PROBLEM DETAILS: Pull every line containing "iPod" out of the material below.

DATASET CONTENT:
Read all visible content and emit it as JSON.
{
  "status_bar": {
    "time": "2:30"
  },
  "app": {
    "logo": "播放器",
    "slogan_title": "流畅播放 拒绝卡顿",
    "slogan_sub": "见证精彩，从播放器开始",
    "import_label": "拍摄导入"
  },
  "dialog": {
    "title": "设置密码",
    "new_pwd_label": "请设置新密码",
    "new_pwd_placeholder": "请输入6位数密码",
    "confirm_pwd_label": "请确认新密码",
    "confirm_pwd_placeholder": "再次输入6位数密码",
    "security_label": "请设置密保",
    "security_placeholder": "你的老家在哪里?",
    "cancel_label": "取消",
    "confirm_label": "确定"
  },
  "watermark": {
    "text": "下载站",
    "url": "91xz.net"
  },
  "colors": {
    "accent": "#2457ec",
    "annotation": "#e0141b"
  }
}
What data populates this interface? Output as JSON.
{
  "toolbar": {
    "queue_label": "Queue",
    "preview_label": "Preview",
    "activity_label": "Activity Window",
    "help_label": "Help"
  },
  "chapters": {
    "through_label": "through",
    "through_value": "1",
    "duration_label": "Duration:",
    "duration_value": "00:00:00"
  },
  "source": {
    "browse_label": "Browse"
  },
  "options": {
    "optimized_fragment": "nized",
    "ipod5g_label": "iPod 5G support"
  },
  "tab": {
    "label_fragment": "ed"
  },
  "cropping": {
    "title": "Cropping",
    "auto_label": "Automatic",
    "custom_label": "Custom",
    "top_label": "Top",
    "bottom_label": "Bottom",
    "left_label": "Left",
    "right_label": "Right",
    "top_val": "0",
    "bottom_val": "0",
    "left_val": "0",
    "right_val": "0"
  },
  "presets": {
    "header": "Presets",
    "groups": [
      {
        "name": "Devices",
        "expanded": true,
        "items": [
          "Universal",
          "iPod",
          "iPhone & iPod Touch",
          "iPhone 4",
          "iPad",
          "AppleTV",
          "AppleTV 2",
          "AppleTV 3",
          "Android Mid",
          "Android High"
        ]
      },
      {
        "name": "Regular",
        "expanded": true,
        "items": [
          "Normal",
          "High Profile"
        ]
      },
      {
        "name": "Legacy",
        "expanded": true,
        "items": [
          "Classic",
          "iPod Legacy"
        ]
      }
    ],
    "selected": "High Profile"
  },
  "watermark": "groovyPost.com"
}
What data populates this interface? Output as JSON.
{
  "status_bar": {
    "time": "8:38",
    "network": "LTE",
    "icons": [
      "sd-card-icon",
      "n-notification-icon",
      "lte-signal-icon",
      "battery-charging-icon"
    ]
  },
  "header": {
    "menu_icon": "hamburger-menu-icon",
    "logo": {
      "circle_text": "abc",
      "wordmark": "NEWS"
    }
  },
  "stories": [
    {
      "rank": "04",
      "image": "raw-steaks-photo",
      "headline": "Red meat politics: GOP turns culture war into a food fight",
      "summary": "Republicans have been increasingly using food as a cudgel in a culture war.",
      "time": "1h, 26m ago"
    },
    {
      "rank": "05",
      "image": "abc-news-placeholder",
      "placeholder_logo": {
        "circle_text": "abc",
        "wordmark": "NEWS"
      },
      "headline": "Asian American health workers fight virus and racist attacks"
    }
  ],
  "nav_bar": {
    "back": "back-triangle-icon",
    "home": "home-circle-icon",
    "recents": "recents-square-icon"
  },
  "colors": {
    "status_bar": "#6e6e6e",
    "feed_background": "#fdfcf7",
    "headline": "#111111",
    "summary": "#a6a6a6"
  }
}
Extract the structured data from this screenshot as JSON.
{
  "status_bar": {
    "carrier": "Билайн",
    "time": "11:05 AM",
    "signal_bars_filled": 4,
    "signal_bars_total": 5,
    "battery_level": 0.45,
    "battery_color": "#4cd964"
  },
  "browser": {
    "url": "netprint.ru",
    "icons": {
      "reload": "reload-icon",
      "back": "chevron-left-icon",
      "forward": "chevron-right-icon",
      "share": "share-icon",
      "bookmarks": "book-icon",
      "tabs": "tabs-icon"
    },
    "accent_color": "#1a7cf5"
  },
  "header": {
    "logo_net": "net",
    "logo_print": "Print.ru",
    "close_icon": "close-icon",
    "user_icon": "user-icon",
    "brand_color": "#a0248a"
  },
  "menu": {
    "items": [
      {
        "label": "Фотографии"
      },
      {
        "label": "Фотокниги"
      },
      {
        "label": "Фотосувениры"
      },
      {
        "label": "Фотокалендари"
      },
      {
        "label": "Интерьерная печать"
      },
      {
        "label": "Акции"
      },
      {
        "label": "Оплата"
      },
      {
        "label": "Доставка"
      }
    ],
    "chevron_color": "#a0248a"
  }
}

WRITTEN RESPONSE:
    "ipod5g_label": "iPod 5G support"
          "iPod",
          "iPhone & iPod Touch",
          "iPod Legacy"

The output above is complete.